Excerpted records below:
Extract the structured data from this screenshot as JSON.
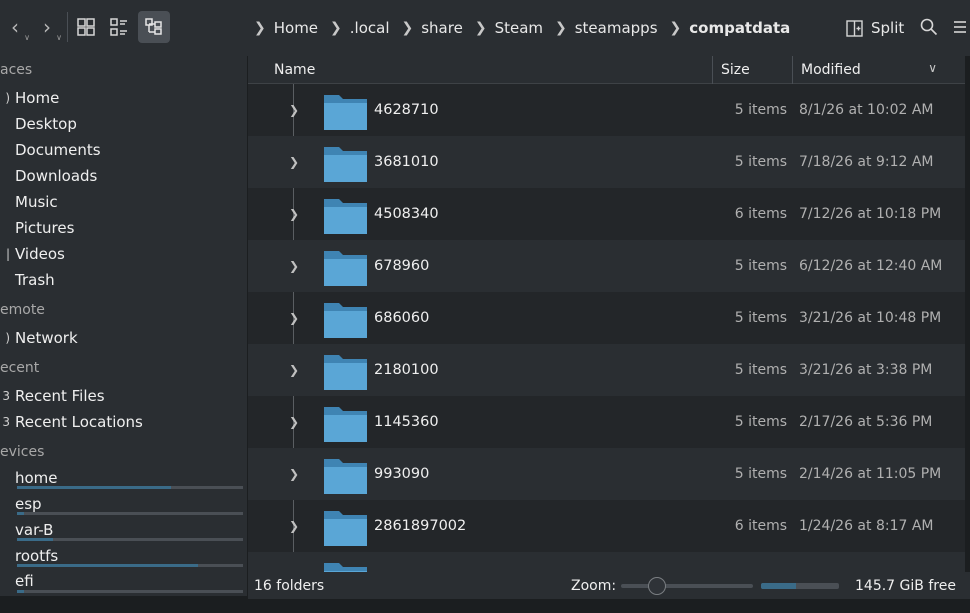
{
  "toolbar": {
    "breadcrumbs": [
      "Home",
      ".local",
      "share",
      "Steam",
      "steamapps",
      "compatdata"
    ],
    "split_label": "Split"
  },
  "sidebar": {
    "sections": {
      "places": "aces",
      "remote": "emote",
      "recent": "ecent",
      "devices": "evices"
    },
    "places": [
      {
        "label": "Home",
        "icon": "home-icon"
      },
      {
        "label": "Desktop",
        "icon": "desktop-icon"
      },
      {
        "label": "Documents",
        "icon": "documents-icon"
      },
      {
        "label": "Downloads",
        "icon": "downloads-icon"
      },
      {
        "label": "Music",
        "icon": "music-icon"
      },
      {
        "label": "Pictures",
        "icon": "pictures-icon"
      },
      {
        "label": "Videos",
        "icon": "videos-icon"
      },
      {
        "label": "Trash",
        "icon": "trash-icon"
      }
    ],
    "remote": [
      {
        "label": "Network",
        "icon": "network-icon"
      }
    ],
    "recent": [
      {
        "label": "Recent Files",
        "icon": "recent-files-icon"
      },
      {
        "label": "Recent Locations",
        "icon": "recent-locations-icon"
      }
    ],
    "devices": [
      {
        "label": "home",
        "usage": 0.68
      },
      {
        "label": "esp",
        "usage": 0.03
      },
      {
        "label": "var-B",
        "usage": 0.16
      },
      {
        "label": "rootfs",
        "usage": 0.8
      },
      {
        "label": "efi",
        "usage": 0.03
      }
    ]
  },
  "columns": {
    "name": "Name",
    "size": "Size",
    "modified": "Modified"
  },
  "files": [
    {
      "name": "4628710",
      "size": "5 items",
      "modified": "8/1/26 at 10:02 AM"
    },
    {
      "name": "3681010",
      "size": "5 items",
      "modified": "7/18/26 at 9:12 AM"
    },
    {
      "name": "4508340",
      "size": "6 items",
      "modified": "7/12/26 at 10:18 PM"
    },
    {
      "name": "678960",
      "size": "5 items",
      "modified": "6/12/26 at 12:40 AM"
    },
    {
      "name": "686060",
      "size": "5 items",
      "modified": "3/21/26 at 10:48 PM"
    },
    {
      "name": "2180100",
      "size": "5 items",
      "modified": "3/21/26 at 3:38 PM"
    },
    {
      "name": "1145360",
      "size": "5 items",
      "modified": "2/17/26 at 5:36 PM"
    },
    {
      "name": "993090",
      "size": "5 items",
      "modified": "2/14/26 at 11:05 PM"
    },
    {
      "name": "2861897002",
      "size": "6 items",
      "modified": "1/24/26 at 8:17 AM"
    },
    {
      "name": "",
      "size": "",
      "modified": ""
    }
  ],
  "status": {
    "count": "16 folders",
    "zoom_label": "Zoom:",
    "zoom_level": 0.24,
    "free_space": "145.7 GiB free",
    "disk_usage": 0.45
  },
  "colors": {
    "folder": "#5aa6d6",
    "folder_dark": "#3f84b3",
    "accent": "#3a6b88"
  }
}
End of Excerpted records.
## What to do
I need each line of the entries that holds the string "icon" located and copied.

## Written answer
        "icon": "home-icon"
        "icon": "desktop-icon"
        "icon": "documents-icon"
        "icon": "downloads-icon"
        "icon": "music-icon"
        "icon": "pictures-icon"
        "icon": "videos-icon"
        "icon": "trash-icon"
        "icon": "network-icon"
        "icon": "recent-files-icon"
        "icon": "recent-locations-icon"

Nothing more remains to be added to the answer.